How and when to use Intimacy

  • “We haven’t heard from you in awhile” and “We want to make sure you know” are all common examples of Intimacy language in hospitality communication.
  • Airlines are saying “We’re helping you get back to the places you love,” and restaurants prepping for patio service shout out that “We can’t wait to see you.” That kind of language makes a person feel wanted and starts to (re)build trust.

Three ways travel and hospitality companies can use trust to engage customers

The power of trust to make customers feel safe, needed, and seen provides key opportunities for travel and hospitality companies at different stages of the customer journey:

1. Reassure consumers as they consider their purchases

“We’re here for you” is now standard messaging for companies—and therefore no longer enough to evoke a powerful emotional response.
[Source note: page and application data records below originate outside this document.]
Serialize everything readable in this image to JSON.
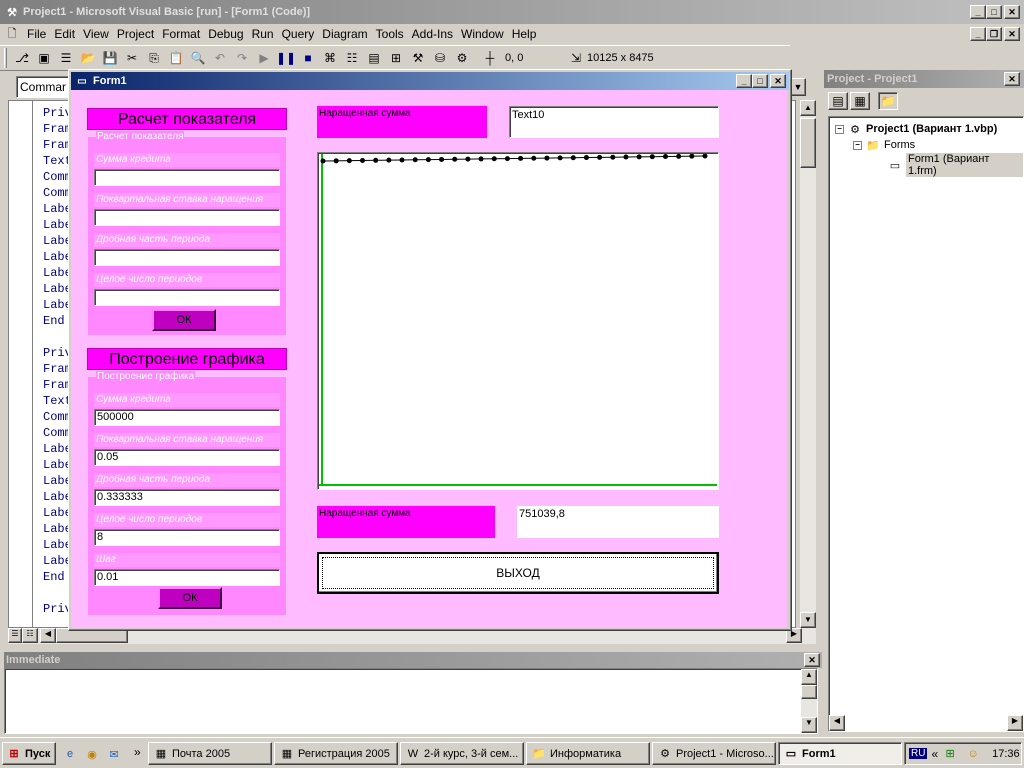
{
  "ide": {
    "title": "Project1 - Microsoft Visual Basic [run] - [Form1 (Code)]",
    "menu": [
      "File",
      "Edit",
      "View",
      "Project",
      "Format",
      "Debug",
      "Run",
      "Query",
      "Diagram",
      "Tools",
      "Add-Ins",
      "Window",
      "Help"
    ],
    "coords": "0, 0",
    "size": "10125 x 8475",
    "object_combo": "Commar"
  },
  "code_lines": [
    "Priv",
    "Fram",
    "Fram",
    "Text",
    "Comm",
    "Comm",
    "Labe",
    "Labe",
    "Labe",
    "Labe",
    "Labe",
    "Labe",
    "Labe",
    "End",
    "",
    "Priv",
    "Fram",
    "Fram",
    "Text",
    "Comm",
    "Comm",
    "Labe",
    "Labe",
    "Labe",
    "Labe",
    "Labe",
    "Labe",
    "Labe",
    "Labe",
    "End",
    "",
    "Priv"
  ],
  "project": {
    "title": "Project - Project1",
    "root": "Project1 (Вариант 1.vbp)",
    "folder": "Forms",
    "form": "Form1 (Вариант 1.frm)"
  },
  "immediate": {
    "title": "Immediate"
  },
  "form1": {
    "title": "Form1",
    "section1": {
      "header": "Расчет показателя",
      "frame_caption": "Расчет показателя",
      "fields": [
        {
          "label": "Сумма кредита",
          "value": ""
        },
        {
          "label": "Поквартальная ставка наращения",
          "value": ""
        },
        {
          "label": "Дробная часть периода",
          "value": ""
        },
        {
          "label": "Целое число периодов",
          "value": ""
        }
      ],
      "ok": "ОК"
    },
    "section2": {
      "header": "Построение графика",
      "frame_caption": "Построение графика",
      "fields": [
        {
          "label": "Сумма кредита",
          "value": "500000"
        },
        {
          "label": "Поквартальная ставка наращения",
          "value": "0.05"
        },
        {
          "label": "Дробная часть периода",
          "value": "0.333333"
        },
        {
          "label": "Целое число периодов",
          "value": "8"
        },
        {
          "label": "Шаг",
          "value": "0.01"
        }
      ],
      "ok": "ОК"
    },
    "top_label": "Наращенная сумма",
    "top_value": "Text10",
    "bottom_label": "Наращенная сумма",
    "bottom_value": "751039,8",
    "exit": "ВЫХОД"
  },
  "taskbar": {
    "start": "Пуск",
    "items": [
      "Почта 2005",
      "Регистрация 2005",
      "2-й курс, 3-й сем...",
      "Информатика",
      "Project1 - Microso...",
      "Form1"
    ],
    "lang": "RU",
    "time": "17:36"
  },
  "colors": {
    "form_bg": "#ffbbff",
    "accent": "#ff00ff",
    "button": "#c000c0",
    "axis": "#00c000"
  }
}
Travel and hospitality companies now must find new ways to evoke safety and show more than just tell. Delta’s commitment to leaving the middle seat open is one example. Safety may also come through from the restaurant that serves only at outdoor seating areas or at half capacity. Companies that detail specific actions and give customers a way to learn moreas Starbucks does with its COVID-dedicated micrositecan go a long way to restoring customer confidence.

2. Adopt–and talk about–new procedures, anchored in trust

Safety isn’t just about words. It is also about specific practices that reduce the potential for infection. Some airlines, for example, are deep-cleaning planes more frequently and limiting meal and drink options to reduce contact. Enterprise Rent-A-Car has called out their enhanced cleaning practices between each rental on high-touch areas of the car. Public spaces like airports and hotel lobbies are also stocking hand sanitizer and limiting or eliminating self-service coffee and water fountains. And almost everyone is requiring employees to wear face masks—and sometimes customers. Take these actions and call attention to them in text messages, emails, reservation confirmations, and “before you go” reminders.

3.  Follow up to build trust and loyalty

Because travel is still fairly limited right now, the first person in a family or social group to step on a train or plane will have a large audience who wants to hear about it. Effective and well-executed safety procedures will help ensure those messages are positive. Also, check in with the customer during and after the trip, leveraging Intimacy and Gratitude—the other two emotions for evoking trust. Thank the travelers who were willing to go first and offer them incentives to do it again—and perhaps even to share those rewards with a friend or family member.

Related Articles